* Task requirements
Show every line of the material that follows in which the word "search" occurs.

-- Extracted records follows --

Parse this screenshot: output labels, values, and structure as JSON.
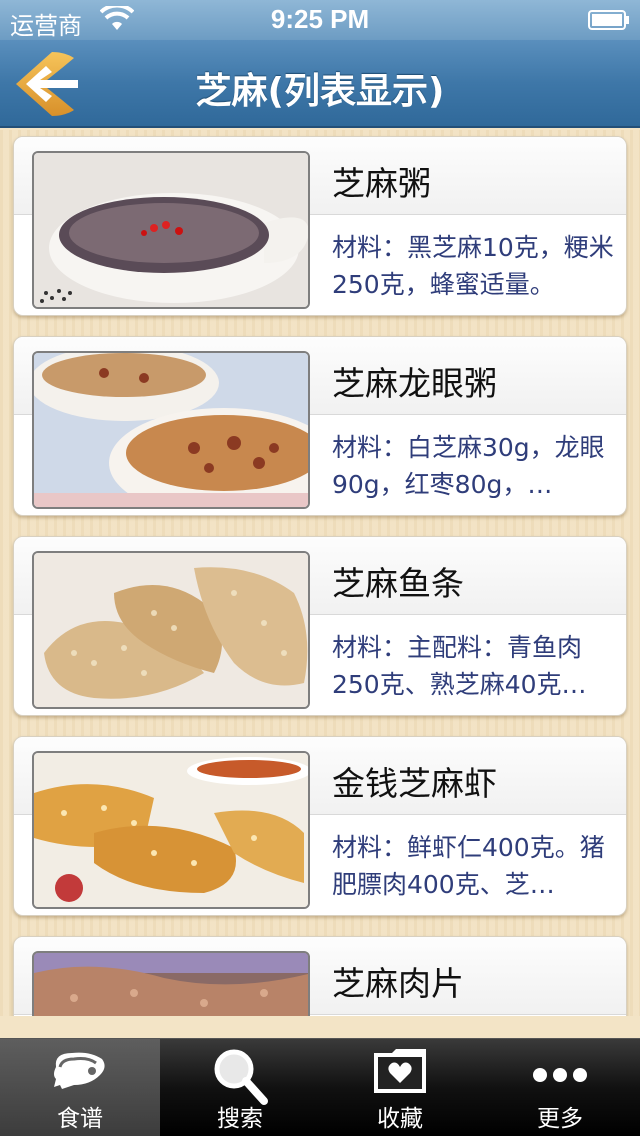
{
  "status_bar": {
    "carrier": "运营商",
    "time": "9:25 PM"
  },
  "nav": {
    "title": "芝麻(列表显示)",
    "back_icon": "back-arrow-icon"
  },
  "recipes": [
    {
      "title": "芝麻粥",
      "desc": "材料：黑芝麻10克，粳米250克，蜂蜜适量。"
    },
    {
      "title": "芝麻龙眼粥",
      "desc": "材料：白芝麻30g，龙眼90g，红枣80g，…"
    },
    {
      "title": "芝麻鱼条",
      "desc": "材料：主配料：青鱼肉250克、熟芝麻40克…"
    },
    {
      "title": "金钱芝麻虾",
      "desc": "材料：鲜虾仁400克。猪肥膘肉400克、芝…"
    },
    {
      "title": "芝麻肉片",
      "desc": ""
    }
  ],
  "tabs": [
    {
      "label": "食谱",
      "icon": "meat-icon",
      "active": true
    },
    {
      "label": "搜索",
      "icon": "search-icon",
      "active": false
    },
    {
      "label": "收藏",
      "icon": "favorites-folder-icon",
      "active": false
    },
    {
      "label": "更多",
      "icon": "more-dots-icon",
      "active": false
    }
  ]
}
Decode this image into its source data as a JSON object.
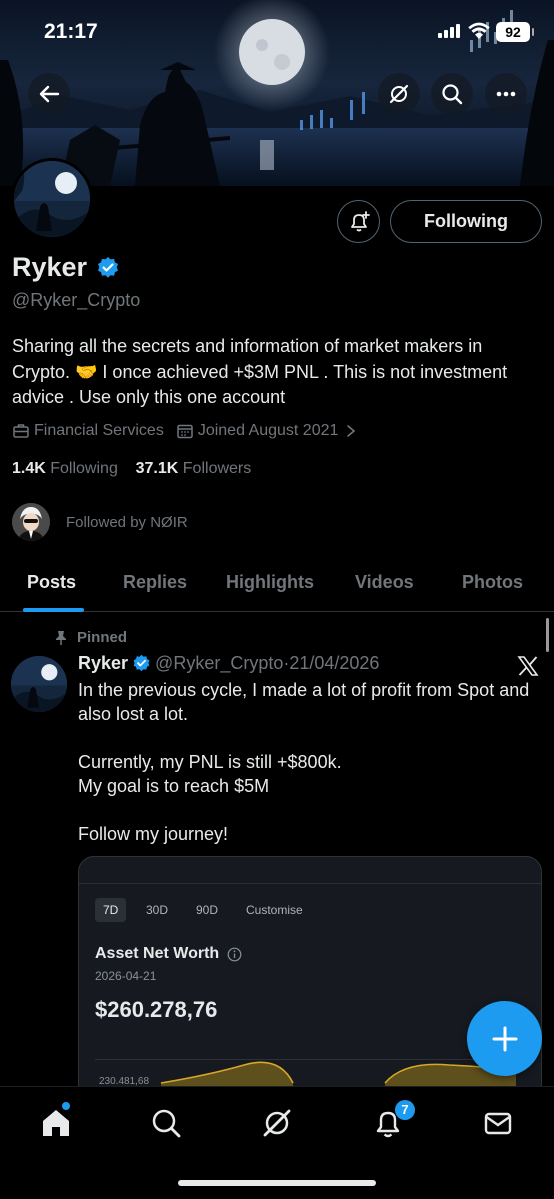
{
  "status_bar": {
    "time": "21:17",
    "battery": "92"
  },
  "profile": {
    "name": "Ryker",
    "handle": "@Ryker_Crypto",
    "bio": "Sharing all the secrets and information of market makers in Crypto. 🤝 I once achieved +$3M PNL . This is not investment advice . Use only this one account",
    "category": "Financial Services",
    "joined": "Joined August 2021",
    "following_count": "1.4K",
    "following_label": "Following",
    "followers_count": "37.1K",
    "followers_label": "Followers",
    "followed_by": "Followed by NØIR",
    "follow_button_label": "Following"
  },
  "tabs": [
    {
      "label": "Posts"
    },
    {
      "label": "Replies"
    },
    {
      "label": "Highlights"
    },
    {
      "label": "Videos"
    },
    {
      "label": "Photos"
    }
  ],
  "post": {
    "pinned_label": "Pinned",
    "author_name": "Ryker",
    "author_handle": "@Ryker_Crypto",
    "date": "·21/04/2026",
    "text": "In the previous cycle, I made a lot of profit from Spot and also lost a lot.\n\nCurrently, my PNL is still +$800k.\nMy goal is to reach $5M\n\nFollow my journey!",
    "card": {
      "ranges": [
        "7D",
        "30D",
        "90D",
        "Customise"
      ],
      "title": "Asset Net Worth",
      "date": "2026-04-21",
      "value": "$260.278,76",
      "axis_label": "230.481,68"
    }
  },
  "nav": {
    "notifications_badge": "7"
  },
  "icons": {
    "back": "arrow-left-icon",
    "grok": "grok-icon",
    "search": "search-icon",
    "more": "more-icon",
    "notify": "bell-plus-icon",
    "verified": "verified-badge-icon",
    "briefcase": "briefcase-icon",
    "calendar": "calendar-icon",
    "pin": "pin-icon",
    "x": "x-logo-icon",
    "compose": "plus-icon",
    "home": "home-icon",
    "explore": "search-icon",
    "grok_nav": "grok-icon",
    "notifications": "bell-icon",
    "messages": "mail-icon"
  },
  "colors": {
    "accent": "#1d9bf0",
    "text": "#e7e9ea",
    "muted": "#71767b",
    "background": "#000000"
  }
}
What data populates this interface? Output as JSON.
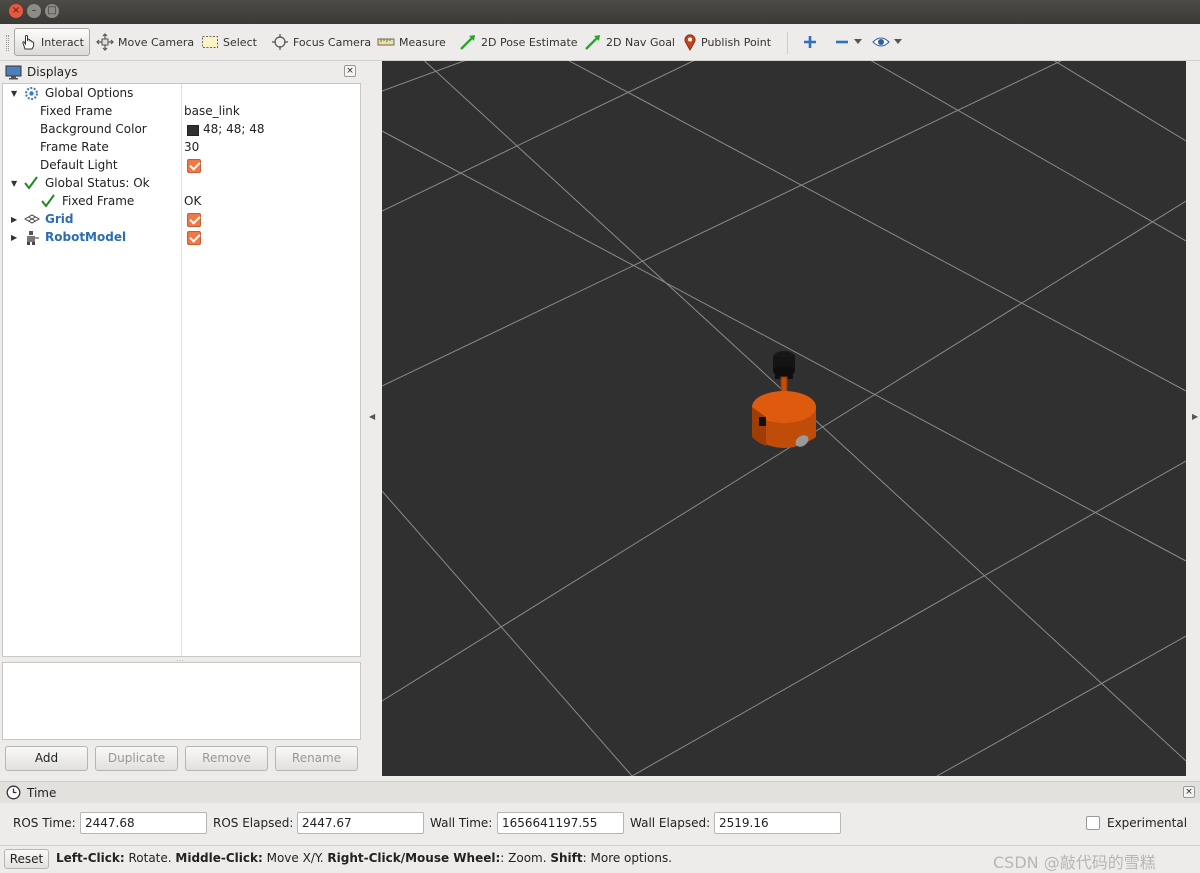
{
  "toolbar": {
    "interact": "Interact",
    "move_camera": "Move Camera",
    "select": "Select",
    "focus_camera": "Focus Camera",
    "measure": "Measure",
    "pose_estimate": "2D Pose Estimate",
    "nav_goal": "2D Nav Goal",
    "publish_point": "Publish Point"
  },
  "displays": {
    "title": "Displays",
    "global_options": {
      "label": "Global Options",
      "fixed_frame_label": "Fixed Frame",
      "fixed_frame_value": "base_link",
      "background_color_label": "Background Color",
      "background_color_value": "48; 48; 48",
      "frame_rate_label": "Frame Rate",
      "frame_rate_value": "30",
      "default_light_label": "Default Light",
      "default_light_checked": true
    },
    "global_status": {
      "label": "Global Status: Ok",
      "fixed_frame_label": "Fixed Frame",
      "fixed_frame_value": "OK"
    },
    "items": [
      {
        "label": "Grid",
        "checked": true
      },
      {
        "label": "RobotModel",
        "checked": true
      }
    ],
    "buttons": {
      "add": "Add",
      "duplicate": "Duplicate",
      "remove": "Remove",
      "rename": "Rename"
    }
  },
  "viewport": {
    "background_color": "#303030",
    "grid_color": "#a0a0a0",
    "robot_color": "#d8560c"
  },
  "time": {
    "title": "Time",
    "ros_time_label": "ROS Time:",
    "ros_time_value": "2447.68",
    "ros_elapsed_label": "ROS Elapsed:",
    "ros_elapsed_value": "2447.67",
    "wall_time_label": "Wall Time:",
    "wall_time_value": "1656641197.55",
    "wall_elapsed_label": "Wall Elapsed:",
    "wall_elapsed_value": "2519.16",
    "experimental_label": "Experimental",
    "experimental_checked": false
  },
  "status": {
    "reset_label": "Reset",
    "hint_left_click": "Left-Click:",
    "hint_rotate": " Rotate. ",
    "hint_middle_click": "Middle-Click:",
    "hint_move": " Move X/Y. ",
    "hint_right_click": "Right-Click/Mouse Wheel:",
    "hint_zoom": ": Zoom. ",
    "hint_shift": "Shift",
    "hint_more": ": More options.",
    "watermark": "CSDN @敲代码的雪糕"
  }
}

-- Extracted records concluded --

* Written response
      "icon": "search-icon",
    "search": "search-icon",
    "explore": "search-icon",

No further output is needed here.